*Exercise*:
Show every line of the records below that contains the word "download".

[Data about app and page elements]

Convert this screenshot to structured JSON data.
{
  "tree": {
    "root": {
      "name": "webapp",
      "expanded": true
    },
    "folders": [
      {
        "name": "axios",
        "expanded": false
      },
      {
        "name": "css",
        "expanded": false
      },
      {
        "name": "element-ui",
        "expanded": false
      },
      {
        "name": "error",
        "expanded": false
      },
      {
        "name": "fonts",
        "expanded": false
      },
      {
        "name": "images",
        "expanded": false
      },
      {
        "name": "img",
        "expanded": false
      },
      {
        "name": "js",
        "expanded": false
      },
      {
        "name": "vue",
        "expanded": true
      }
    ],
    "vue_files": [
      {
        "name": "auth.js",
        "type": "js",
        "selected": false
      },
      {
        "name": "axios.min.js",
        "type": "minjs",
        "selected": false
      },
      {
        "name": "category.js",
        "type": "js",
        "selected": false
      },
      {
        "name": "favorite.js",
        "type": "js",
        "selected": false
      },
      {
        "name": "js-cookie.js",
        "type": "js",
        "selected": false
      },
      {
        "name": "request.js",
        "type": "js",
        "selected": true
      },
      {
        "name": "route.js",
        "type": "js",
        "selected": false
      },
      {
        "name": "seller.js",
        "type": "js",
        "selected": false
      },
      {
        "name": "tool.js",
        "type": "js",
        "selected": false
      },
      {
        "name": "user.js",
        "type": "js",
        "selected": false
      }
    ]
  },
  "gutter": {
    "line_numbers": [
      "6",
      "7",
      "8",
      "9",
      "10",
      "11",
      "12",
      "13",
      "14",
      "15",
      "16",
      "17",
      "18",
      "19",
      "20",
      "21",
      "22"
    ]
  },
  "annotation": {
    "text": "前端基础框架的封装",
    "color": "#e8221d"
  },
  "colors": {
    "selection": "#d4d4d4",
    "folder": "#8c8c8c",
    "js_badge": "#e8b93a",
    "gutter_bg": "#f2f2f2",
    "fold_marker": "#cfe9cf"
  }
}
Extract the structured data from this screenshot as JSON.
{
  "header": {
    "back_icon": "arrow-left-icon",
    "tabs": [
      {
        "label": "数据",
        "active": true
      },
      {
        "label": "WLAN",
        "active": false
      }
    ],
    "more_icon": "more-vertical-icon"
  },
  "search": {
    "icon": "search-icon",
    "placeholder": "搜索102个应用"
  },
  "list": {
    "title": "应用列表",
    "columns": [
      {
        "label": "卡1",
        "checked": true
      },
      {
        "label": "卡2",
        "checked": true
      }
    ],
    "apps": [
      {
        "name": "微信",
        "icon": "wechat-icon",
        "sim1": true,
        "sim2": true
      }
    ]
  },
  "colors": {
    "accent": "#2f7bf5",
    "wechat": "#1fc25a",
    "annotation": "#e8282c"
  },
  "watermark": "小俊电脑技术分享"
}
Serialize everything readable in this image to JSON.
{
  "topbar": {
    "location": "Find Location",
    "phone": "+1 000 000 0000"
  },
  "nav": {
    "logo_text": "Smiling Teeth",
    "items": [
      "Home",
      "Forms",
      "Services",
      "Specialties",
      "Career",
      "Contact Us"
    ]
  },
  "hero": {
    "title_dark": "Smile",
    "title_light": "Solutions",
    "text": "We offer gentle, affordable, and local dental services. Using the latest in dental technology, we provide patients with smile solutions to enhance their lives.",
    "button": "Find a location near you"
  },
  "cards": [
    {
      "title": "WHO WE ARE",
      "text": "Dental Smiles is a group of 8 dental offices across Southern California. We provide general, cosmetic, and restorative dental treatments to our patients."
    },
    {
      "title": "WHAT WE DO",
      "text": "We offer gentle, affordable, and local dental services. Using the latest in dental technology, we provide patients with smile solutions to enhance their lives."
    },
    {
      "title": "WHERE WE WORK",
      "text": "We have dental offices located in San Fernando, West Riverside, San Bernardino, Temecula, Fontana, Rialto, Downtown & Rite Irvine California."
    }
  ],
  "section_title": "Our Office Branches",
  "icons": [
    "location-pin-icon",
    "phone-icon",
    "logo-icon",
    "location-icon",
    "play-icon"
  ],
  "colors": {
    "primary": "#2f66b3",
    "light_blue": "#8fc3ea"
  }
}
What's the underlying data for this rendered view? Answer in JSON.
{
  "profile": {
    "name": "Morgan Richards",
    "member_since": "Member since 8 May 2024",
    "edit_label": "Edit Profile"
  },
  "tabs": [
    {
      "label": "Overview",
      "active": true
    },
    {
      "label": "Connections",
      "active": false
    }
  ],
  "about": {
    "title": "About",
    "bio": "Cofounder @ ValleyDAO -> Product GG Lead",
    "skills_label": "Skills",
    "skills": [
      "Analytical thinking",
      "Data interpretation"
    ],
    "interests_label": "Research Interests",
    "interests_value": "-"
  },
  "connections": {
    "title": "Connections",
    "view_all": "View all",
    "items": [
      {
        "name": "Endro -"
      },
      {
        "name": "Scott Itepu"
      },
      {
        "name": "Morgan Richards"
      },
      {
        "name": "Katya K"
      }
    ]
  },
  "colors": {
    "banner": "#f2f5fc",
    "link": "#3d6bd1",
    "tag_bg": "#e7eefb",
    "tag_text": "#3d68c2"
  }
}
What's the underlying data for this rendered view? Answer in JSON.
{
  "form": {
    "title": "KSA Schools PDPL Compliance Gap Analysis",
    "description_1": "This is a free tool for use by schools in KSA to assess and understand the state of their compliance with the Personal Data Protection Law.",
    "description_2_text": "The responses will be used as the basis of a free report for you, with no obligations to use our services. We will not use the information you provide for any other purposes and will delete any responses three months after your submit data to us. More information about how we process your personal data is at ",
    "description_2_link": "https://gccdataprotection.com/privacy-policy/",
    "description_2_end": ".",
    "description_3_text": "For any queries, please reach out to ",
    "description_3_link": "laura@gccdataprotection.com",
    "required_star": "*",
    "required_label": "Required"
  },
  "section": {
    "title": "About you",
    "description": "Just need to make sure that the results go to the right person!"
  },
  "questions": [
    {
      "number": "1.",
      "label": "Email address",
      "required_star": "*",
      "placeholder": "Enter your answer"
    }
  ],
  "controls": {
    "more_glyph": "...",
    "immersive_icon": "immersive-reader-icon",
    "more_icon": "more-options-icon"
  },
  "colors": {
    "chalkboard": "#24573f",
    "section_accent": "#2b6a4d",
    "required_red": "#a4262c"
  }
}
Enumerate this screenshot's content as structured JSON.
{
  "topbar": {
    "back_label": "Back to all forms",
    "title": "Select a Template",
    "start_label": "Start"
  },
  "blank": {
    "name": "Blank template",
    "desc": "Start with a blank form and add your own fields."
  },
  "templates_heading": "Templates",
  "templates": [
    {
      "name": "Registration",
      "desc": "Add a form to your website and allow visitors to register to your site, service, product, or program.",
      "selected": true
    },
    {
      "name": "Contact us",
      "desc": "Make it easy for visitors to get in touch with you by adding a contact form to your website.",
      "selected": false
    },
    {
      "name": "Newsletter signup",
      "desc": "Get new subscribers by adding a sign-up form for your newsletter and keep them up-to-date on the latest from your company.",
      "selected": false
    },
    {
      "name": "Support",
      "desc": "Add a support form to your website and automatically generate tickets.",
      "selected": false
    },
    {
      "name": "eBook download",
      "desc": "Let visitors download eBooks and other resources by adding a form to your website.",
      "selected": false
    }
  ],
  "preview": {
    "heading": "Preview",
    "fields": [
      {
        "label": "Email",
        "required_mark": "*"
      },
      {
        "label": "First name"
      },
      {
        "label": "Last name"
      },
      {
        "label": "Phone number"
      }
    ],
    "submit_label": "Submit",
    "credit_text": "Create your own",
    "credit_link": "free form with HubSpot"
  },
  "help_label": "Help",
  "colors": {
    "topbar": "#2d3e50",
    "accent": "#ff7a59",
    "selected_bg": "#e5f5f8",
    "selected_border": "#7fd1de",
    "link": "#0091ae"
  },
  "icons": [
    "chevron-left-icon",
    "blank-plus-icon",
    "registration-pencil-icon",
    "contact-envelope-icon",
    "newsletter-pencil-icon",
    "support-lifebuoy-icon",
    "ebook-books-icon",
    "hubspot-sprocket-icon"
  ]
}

*Exercise answer*:
      "name": "eBook download",
      "desc": "Let visitors download eBooks and other resources by adding a form to your website.",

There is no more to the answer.